The Sound of the Mountain (1954)
Naruse’s films are known for their stark cynicism. It is impossible to see his films without the light of his own turbulent personal life that was marred by loss and struggle — the early deaths of his parents, his poverty and subsequent loneliness, and the ten years he laboured as a prop assistant while being continuously denied promotion by Shochiku’s formidable erstwhile head of production, Shiro Kido. One cannot help but draw parallels between his films and the works of the Nobel laureate Yasunari Kawabata. Both of their respective works have been heavily influenced by their personal struggles. (Interestingly, The Sound of the Mountain is an adaptation of Kawabata’s novel of the same name). Naruse famously remarked of his female characters, “If they move even a little, they quickly hit the wall. From the youngest age, I have thought that the world we live in betrays us; the thought still remains with me.”
When A Woman Ascends the Stairs (1960)
However, all things considered, it would be inaccurate to brand Naruse’s heroines as weak or incapable of making a stand. In his films, the women seize moments of triumph, though it is not always necessary that the moments relieve them of their pain.

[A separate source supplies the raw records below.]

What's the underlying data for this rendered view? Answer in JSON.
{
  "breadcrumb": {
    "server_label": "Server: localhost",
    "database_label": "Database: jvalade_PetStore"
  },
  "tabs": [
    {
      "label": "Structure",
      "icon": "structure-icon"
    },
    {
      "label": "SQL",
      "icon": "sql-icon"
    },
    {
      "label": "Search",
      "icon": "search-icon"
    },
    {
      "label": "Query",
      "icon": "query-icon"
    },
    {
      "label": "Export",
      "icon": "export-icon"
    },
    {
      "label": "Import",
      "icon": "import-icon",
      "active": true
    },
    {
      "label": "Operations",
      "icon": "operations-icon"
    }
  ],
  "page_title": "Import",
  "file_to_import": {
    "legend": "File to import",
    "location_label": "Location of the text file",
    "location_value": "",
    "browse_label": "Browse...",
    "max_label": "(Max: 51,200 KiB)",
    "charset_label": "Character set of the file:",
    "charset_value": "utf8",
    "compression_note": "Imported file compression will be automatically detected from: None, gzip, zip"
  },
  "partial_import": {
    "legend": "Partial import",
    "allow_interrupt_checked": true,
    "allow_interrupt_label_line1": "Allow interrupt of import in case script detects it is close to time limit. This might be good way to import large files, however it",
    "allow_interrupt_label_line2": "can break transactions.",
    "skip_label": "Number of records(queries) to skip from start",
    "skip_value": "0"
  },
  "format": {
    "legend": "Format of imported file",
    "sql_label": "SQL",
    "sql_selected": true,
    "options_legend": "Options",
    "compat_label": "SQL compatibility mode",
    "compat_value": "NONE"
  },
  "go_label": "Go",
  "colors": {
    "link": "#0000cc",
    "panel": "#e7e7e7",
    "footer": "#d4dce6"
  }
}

1) Alexander Jacoby, Mikio Naruse, Issue 26, Senses Of Cinema, 2003 2) Micheal Kerpan, Apart From You, Issue 39, Senses Of Cinema, 2006 3) Michael Koresky, Silent Naruse, The Criterion Collection, 2011 4) Catherine Russell, Women’s Stories in Post-War Japan